Leinster and new scrum coach Marco Caputo make a perfect blend
There were days when Marco Caputo was stirring the grounds in his Canberra coffee shop, and during that languorous wait for the intoxicating brew to steep, when he wondered would he ever again get a chance to coach.
Three years had elapsed since a damaging tussle with Jake White, the former coach of ACT Brumbies whose arrival in the Australian Capital Territory brought it with a ruthlessness that didn’t sit well with some staff who were already there.
Caputo (43), who was capped five times for the Wallabies and featured against Connacht on his country’s last unbeaten tour of the British Isles in 1996, was edged out as White ultimately took control of a struggling franchise which, to the South African World Cup winner’s credit, he would ultimately bring to a Super Rugby final last season.
Caputo reportedly threatened to go to court to seek extra severance pay and damages before he and the club reached a confidential settlement.
And so he went off to grind coffee beans, running the Piccolo coffee shop in the University of Canberra. And, as he measured out his life in coffee spoons, he waited for the phone to ring.
Sometimes it did; he managed a consultancy gig with Mitsubishi in Japan; oft-times it didn’t.
Then, one day, a familiar voice entreated him down the line from the other side of the world. “Fancy coming to Dublin, mate?” It wasn’t so much the offer that he couldn’t refuse, rather the person proffering it. He and Matt O’Connor played together as 12-year-olds.
“Matt and I go back a long way,” says Caputo, who apart from the Brumbies, had a peripatetic playing career embracing Worcester, Clermont and Harlequins. “We played all our junior rugby together, right from the age of 10 up to senior rugby, so we have got a long association.
“This is the first time we have actually worked together. It should be good, we have very similar philosophies on the game and how it should be played with particular reference to the set-piece so, yeah, we are very like-minded in that respect.
“Leinster have a fantastic reputation, particularly in the northern hemisphere in European rugby, so the opportunity to come to Leinster wasn’t really one I had to mull over too long.
“It was a great opportunity from a career point of view. You know, the depth of talent they have here, the fact that they are consistently at the top of the tree as far as the leaders of European rugby go, it was really a no-brainer for me.”

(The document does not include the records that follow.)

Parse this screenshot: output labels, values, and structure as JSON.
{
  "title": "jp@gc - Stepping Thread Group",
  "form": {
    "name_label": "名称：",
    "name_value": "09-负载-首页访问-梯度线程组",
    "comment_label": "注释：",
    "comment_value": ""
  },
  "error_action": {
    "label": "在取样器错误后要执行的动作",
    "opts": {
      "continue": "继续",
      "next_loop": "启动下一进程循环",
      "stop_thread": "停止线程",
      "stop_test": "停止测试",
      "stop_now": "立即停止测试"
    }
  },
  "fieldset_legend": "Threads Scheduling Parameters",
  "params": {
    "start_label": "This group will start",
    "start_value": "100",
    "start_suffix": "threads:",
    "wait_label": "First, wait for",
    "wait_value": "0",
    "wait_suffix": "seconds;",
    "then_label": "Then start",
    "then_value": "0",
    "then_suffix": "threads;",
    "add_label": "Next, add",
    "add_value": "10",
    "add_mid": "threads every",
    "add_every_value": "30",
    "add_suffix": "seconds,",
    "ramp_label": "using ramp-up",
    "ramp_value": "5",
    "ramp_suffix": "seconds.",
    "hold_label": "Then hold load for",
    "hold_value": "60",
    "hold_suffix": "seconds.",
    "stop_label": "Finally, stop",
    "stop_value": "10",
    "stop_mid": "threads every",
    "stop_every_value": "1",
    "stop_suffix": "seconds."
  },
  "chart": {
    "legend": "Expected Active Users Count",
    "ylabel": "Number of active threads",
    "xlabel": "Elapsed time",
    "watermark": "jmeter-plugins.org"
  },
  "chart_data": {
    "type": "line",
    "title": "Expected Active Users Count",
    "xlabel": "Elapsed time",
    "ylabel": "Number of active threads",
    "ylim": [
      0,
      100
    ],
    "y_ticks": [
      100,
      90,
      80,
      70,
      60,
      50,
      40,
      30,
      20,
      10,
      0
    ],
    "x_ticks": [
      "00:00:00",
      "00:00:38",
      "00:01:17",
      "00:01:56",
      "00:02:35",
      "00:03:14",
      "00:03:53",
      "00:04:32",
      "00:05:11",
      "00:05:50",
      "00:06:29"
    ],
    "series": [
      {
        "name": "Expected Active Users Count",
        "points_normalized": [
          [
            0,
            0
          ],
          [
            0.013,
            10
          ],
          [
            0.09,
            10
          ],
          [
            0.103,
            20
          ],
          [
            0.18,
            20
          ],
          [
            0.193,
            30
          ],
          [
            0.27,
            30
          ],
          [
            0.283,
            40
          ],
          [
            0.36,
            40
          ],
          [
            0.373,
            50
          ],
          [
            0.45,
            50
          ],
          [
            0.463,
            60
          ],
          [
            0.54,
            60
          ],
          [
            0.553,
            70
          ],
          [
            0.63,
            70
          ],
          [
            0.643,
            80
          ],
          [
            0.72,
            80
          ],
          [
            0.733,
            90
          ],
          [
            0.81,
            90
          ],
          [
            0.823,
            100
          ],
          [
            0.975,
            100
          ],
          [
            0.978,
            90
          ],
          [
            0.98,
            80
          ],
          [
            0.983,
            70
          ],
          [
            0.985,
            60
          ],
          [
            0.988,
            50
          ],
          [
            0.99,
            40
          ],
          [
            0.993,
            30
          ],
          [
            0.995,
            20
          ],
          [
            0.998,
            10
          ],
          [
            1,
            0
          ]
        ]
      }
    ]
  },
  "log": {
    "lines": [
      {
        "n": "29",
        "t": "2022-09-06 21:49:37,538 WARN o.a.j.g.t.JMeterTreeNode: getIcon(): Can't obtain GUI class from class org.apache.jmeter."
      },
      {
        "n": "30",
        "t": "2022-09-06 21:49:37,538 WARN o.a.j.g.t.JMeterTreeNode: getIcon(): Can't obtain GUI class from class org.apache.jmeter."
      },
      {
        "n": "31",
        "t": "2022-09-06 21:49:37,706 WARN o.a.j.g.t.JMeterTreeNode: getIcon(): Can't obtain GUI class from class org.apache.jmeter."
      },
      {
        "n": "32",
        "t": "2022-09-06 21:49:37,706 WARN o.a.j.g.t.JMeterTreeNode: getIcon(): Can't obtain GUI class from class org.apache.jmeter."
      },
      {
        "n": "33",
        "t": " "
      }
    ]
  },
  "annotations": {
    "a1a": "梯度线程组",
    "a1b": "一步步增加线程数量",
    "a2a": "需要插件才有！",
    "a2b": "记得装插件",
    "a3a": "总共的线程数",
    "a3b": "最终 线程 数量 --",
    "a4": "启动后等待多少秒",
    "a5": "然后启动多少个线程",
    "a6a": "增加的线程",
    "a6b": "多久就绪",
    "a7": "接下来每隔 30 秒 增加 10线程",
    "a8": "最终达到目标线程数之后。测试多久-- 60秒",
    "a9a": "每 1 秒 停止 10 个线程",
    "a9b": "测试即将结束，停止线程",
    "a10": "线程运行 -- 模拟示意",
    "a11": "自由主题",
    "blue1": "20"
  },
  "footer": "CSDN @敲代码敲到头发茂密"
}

The family will follow – he has three kids, Sophia (16), Joseph (14) and Milli (4) – and as he sees it, Leinster will provide him with both a lifestyle change and an opportunity to rejuvenate his passion for coaching, a thirst which threatened to be utterly quenched by his ill-timed exit from the Brumbies.
“We are looking at it as a great experience to do as a family,” he says. “Dublin is a great town, gateway to Europe, so hopefully things will work out on the pitch and off the pitch as well.”
Ask him had he become disenchanted with coaching and he hardly hesitates in delivering his answer.
“A little, yeah, I think so,” he confirms. “The reality of coaching is that a new coach comes in and there is always a little bit of collateral damage there, so I had a little bit of time outside the game.
“But in the last couple of seasons, I have been working as consultant with Mitsubishi in Japan, which has reinvigorated my desire to get back on the horse so, yeah, I’m ready to go.”
With a Leinster pack dominated by Ireland internationals, Caputo’s role as scrum coach might seem to be a handy number; he himself believes that he can render even more improvement to the well-oiled unit.
“Leinster are renowned as a team that plays a lot with the ball and plays positive rugby,” he says.
“What I would like to do is take the function of the scrum to a point where it is spoken about as a key strength, a key part of the Leinster game.
“I want there to be real confidence every time Leinster find themselves in a decent field position, that they can go in the scrum and get a consistently positive outcome.
“If you ask anyone around the world would they like to work with someone like Cian Healy, he’s a remarkable player.”
Healy may find the relationship stimulating in more ways than one, given his status as the leading coffee enthusiast in the Leinster pack.